UPDATE: Several commenters have pointed out that the less-expensive, longer-ranged EF-S 17–55mm f/2.8 IS (27–88mm equivalent) might be an even better choice if you don’t care about compatability with a full-frame body. The 17–55 seems like a terrific lens, but I will stick to lenses that I can use for both video on the 7D and stills on my 5D Mark II.
The twice-as-vast area of the 5D Mark II’s sensor means more flexibility with more lenses, and more control over DOF. Yes, this includes the option to push it to a fetishistic extreme, but also the ability to achieve cinematic DOF with the slower stop of an affordable, flexible zoom lens. So Canon, if complaints about the 7D’s sensor size get annoying, you have no one to blame but yourself. It was you who hooked us on the glorious excess of affordable digital VistaVision filmmaking.
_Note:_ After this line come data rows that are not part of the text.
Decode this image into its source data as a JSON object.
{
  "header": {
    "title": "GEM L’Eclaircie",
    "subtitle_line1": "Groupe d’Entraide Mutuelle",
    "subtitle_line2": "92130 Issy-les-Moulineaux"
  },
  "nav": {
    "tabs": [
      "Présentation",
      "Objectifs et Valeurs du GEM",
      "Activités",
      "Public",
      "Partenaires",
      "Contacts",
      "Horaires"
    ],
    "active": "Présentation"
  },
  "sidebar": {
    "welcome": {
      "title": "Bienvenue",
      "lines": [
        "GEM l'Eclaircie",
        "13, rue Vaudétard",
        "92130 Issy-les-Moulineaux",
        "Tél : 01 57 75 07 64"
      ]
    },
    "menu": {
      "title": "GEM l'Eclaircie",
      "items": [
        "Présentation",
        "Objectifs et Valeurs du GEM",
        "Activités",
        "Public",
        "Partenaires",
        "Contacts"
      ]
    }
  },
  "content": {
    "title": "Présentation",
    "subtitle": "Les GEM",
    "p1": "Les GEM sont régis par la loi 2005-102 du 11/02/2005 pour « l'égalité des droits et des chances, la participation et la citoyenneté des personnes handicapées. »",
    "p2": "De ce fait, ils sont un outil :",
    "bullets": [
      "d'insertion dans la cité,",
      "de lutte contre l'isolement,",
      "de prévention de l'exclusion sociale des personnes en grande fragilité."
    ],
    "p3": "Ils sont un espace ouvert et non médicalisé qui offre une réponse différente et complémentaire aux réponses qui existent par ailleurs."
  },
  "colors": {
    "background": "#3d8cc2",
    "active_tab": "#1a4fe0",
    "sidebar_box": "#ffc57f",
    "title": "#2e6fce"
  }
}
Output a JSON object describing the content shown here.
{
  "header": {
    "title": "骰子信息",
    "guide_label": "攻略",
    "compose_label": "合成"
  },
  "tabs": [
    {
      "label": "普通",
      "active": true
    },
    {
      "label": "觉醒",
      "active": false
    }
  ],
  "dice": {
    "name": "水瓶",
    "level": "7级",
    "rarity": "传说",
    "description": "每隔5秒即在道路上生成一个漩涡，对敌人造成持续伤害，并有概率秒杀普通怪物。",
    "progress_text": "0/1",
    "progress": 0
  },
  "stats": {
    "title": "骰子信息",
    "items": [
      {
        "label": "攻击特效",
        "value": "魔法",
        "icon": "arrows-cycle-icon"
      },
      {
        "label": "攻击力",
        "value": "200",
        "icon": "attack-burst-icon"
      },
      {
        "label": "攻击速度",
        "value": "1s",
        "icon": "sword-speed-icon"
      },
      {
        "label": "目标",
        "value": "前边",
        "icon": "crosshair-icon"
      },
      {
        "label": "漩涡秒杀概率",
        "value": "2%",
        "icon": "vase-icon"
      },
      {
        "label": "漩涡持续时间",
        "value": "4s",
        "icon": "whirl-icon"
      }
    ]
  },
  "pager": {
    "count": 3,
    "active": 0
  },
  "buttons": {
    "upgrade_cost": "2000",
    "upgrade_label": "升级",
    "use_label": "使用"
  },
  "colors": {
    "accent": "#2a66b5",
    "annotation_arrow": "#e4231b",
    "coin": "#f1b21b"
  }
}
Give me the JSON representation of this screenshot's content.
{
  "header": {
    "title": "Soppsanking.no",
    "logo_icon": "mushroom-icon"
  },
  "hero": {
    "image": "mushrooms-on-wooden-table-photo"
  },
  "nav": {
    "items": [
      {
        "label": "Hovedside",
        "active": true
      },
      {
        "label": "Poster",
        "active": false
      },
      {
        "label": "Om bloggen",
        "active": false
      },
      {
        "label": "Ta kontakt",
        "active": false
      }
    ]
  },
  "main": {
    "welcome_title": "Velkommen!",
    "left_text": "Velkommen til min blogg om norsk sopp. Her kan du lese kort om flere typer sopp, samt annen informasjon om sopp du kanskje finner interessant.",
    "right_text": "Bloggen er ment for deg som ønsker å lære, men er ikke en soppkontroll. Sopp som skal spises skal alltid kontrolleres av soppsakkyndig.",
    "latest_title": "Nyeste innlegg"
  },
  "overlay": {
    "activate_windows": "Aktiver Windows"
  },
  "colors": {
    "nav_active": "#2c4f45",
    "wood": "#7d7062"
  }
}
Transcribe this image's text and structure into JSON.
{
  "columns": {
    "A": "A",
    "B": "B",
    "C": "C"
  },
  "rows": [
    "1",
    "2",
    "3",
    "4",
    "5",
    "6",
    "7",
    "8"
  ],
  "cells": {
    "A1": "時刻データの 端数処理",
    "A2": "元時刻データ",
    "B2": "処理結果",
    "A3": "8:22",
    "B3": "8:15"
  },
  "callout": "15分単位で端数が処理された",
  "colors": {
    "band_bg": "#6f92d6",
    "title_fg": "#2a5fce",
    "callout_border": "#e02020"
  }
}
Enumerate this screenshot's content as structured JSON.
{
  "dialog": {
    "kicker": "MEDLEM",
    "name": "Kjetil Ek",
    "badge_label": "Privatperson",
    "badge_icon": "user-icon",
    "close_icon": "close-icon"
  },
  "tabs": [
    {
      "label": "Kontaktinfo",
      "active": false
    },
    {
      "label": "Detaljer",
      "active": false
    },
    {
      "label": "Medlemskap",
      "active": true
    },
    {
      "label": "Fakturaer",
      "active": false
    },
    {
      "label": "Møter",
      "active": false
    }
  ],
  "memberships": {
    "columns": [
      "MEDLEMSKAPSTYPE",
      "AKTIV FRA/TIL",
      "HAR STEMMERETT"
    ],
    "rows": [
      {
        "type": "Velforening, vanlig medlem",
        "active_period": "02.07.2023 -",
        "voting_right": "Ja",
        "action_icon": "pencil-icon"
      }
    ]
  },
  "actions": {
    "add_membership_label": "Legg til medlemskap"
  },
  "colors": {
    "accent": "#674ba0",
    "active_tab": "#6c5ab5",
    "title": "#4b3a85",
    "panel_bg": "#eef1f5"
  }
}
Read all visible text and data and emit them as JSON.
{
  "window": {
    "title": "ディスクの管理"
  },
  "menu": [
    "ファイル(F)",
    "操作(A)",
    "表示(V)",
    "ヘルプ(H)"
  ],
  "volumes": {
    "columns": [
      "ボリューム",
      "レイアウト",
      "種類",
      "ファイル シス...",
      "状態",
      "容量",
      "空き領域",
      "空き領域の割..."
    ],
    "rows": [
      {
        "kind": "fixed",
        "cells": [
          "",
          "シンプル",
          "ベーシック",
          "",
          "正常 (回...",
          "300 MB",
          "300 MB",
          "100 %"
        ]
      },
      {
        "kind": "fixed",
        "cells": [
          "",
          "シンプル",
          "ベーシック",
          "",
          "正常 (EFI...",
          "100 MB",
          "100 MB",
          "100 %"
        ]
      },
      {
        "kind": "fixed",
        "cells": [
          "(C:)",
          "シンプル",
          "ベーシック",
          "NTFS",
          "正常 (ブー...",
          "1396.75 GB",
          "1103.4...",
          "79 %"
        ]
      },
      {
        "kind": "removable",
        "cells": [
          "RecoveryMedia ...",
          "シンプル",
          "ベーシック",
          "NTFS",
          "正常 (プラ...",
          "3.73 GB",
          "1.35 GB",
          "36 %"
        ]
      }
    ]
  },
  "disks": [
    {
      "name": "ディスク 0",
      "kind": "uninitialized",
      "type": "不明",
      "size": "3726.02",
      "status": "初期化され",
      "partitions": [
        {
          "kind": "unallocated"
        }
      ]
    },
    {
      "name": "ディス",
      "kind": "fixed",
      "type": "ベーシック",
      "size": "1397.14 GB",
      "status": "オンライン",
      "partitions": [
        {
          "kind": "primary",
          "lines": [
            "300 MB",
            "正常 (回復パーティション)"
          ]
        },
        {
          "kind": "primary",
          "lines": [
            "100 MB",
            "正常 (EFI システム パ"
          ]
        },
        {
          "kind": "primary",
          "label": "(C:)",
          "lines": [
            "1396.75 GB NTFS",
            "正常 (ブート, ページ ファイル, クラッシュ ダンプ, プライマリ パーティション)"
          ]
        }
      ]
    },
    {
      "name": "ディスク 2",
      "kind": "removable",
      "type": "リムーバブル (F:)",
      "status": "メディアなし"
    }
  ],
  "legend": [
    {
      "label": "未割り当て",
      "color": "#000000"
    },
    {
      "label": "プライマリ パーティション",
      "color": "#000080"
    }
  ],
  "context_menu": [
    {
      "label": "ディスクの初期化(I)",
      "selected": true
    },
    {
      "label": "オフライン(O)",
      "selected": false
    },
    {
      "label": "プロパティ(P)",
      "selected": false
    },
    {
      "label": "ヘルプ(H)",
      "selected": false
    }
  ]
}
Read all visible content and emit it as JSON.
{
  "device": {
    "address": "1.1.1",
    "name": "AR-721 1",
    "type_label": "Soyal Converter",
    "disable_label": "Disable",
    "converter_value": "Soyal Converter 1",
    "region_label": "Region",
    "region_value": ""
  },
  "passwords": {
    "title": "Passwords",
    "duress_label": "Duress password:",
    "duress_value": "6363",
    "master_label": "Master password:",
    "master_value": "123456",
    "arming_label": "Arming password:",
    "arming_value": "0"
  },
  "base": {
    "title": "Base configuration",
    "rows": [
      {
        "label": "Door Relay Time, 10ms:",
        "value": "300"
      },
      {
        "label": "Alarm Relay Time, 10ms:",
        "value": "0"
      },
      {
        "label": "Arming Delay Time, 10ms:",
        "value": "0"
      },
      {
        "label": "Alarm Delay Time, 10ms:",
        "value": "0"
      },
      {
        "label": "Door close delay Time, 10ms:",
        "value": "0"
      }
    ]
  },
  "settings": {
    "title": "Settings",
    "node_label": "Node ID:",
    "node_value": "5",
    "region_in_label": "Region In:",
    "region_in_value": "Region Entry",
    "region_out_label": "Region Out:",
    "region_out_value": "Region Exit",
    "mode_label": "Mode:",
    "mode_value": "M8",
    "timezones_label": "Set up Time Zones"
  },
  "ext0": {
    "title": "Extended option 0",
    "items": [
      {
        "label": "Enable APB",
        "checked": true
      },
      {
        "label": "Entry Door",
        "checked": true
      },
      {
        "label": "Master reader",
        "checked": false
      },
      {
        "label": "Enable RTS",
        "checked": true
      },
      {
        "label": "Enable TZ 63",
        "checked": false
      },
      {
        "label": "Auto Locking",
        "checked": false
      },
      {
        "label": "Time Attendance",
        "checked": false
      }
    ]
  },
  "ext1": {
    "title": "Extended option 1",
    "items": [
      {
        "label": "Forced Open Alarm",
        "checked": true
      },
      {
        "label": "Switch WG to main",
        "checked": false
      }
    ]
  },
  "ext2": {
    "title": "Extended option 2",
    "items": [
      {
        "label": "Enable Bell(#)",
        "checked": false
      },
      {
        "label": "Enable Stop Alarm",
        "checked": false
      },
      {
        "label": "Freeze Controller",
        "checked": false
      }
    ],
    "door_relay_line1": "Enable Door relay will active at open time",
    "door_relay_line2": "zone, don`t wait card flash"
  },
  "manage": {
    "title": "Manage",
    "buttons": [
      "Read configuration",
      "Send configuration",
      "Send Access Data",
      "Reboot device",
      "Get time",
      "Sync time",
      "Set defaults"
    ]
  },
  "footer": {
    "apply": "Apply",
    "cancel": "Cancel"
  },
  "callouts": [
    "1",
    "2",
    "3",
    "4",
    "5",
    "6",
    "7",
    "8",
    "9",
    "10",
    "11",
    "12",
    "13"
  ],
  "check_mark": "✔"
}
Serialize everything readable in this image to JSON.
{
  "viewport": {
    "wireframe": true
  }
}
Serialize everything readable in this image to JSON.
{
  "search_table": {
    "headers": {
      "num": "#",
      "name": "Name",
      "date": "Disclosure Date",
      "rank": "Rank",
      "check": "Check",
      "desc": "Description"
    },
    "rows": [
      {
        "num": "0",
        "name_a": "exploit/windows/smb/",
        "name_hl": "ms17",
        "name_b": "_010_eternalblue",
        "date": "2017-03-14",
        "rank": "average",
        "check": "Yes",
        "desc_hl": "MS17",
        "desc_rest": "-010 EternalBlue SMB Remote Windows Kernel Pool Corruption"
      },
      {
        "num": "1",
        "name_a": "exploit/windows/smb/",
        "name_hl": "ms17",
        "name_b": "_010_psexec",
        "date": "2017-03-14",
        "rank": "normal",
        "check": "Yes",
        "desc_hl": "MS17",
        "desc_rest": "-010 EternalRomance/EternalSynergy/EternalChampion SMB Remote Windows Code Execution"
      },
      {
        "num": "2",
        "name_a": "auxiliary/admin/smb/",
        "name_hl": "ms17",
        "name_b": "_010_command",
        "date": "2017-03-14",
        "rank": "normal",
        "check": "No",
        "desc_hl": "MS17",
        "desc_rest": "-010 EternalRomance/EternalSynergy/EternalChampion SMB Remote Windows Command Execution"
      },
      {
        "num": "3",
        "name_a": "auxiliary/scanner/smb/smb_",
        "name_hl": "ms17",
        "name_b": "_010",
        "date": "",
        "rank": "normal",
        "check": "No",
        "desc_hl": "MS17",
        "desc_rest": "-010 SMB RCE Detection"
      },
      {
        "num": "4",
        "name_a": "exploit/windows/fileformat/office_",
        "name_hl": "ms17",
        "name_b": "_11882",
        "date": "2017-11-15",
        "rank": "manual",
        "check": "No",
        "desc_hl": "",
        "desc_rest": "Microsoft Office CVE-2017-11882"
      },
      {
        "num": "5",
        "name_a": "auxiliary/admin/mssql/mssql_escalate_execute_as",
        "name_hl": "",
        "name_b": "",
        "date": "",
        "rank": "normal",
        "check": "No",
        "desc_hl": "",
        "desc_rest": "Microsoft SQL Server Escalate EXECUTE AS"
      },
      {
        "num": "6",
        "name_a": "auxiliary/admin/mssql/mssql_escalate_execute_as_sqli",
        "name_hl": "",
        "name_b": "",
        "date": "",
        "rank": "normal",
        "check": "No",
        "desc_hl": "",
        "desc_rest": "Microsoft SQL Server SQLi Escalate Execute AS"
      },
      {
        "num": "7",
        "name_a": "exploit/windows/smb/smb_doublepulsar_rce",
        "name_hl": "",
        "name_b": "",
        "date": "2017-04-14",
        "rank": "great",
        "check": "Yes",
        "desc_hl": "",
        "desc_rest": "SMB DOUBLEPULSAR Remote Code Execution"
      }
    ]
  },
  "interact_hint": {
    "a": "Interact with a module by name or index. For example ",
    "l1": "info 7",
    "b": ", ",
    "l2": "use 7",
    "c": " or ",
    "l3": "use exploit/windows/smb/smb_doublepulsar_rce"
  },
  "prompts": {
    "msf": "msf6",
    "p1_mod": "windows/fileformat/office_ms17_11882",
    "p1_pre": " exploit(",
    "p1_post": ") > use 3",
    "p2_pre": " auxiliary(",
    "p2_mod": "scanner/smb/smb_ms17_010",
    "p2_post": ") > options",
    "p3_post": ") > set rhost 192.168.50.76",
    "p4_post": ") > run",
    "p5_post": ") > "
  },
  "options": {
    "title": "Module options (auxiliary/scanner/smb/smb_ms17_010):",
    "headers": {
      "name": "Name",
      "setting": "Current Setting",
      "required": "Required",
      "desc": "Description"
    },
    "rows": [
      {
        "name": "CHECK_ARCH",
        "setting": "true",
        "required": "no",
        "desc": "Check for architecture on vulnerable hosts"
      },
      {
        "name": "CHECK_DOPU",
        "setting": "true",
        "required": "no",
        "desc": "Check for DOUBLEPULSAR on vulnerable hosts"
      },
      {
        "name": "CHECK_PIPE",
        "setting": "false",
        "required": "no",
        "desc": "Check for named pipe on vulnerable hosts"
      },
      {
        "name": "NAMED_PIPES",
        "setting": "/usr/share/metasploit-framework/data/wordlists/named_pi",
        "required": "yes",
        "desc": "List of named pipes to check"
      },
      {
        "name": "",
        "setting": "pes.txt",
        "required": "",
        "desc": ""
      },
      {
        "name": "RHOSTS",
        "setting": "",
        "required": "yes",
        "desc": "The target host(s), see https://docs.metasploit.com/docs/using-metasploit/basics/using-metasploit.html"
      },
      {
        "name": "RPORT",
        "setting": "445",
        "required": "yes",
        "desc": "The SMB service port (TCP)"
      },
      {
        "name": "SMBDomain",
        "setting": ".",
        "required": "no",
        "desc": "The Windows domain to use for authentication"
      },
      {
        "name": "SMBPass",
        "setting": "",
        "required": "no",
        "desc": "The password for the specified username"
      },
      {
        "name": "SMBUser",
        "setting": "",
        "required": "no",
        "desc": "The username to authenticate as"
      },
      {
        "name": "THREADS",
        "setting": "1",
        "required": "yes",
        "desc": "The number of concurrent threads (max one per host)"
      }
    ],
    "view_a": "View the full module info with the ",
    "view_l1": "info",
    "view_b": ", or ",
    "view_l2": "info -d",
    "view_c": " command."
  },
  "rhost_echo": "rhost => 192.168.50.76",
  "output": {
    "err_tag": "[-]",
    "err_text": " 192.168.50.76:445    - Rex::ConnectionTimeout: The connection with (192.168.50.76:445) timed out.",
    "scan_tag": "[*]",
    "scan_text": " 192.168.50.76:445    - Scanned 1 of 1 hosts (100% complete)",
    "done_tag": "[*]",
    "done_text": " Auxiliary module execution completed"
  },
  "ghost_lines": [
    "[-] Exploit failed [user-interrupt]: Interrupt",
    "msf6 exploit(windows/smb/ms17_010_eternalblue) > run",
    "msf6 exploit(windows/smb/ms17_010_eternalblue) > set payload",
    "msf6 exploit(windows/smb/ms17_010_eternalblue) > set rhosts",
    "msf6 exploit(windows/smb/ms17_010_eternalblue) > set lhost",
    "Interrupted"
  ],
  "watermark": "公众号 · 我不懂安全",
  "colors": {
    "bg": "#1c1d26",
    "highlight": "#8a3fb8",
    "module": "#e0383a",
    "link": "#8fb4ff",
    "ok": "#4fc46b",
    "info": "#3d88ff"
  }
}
So now there’s a camera that, technically speaking, does everything better than my 5D Mark II. Better autofocus, more stills-per-second, better weather sealing, and better flash control.
But I don’t care. For stills, I’ll stick to my 5D Mark II. Eight-perf VistaVision, what stills folk think of as “full frame,” is the right sensor size for my kind of photography.
But APS-C, roughly the same as four-perf 35mm and what cinema folk consider full-frame, has been well-established as a wonderful size for filmmaking.
So you got me Canon. I’ll probably buy a 7D, and use it for nothing but video. I may have to switch up my lens shopping list, bumping up the 16–35 ahead of the 70–200. At least I can buy lenses that I can use with both my stills rig and my interchangeable lens, variable-frame-rate, Super 35(ish) sensor HD video camera.
That costs $1700.
And that’s the punch line: An interchangeable lens, variable-frame-rate, Super 35(ish) sensor HD video camera for $1700.
Canon, you’re gonna sell a bazillion of these. And you deserve to.
It’s tempting to project right past the 7D and imagine that maybe the rumored successor to the 1Ds line will capture all the new stills improvements of the 7D and combine them with a full-frame sensor. For a mere several thousand dollars you could have it all. Maybe. At some indeterminate time in the future.
Screw that. The 7D costs as much as a nice lens and it’s real.
If you can get your hands on one.
Do I still love my 5D Mark II? Absolutely.
Do I wish Canon would sprinkle it with magic 24p dust? Of course.
Is the 7D the perfect DV Rebel Camera? No. I still recommend a good, solid HD camcorder for filmmaking that doesn’t require fetishistic shallow depth of field. Which, FYI, is almost all filmmaking.
Has DSLR cinematography arrived?
As of today (and barring any unforeseen surprises), the answer is yes.
I sure did.
on 2009-09-01 19:16 by Stu
Chuck Westfall clarified the 7D’s frame rate options on the CML today:
The accurate video frame rates for the EOS 7D are stated correctly in the Canon USA press release: The 30p setting is actually 29.97 fps; 24p setting is actually 23.976 fps; and 25p setting is 25.00 fps. In the 720p and SD video modes, the accurate frame rates are as follows: The 50p setting is 50.00 fps and the 60p setting is 59.94 fps.
He’s right, the press release reads like this:
The EOS 7D Digital SLR camera will record Full HD at 1920 x 1080 pixels in selectable frame rates of 24p (23.976), 25p, or 30p (29.97); 720p HD recording at 50p or 60p (59.94) and SD video at frame rates of 50p or 60p (59.94).
I’ve revised my frame rate list above to match.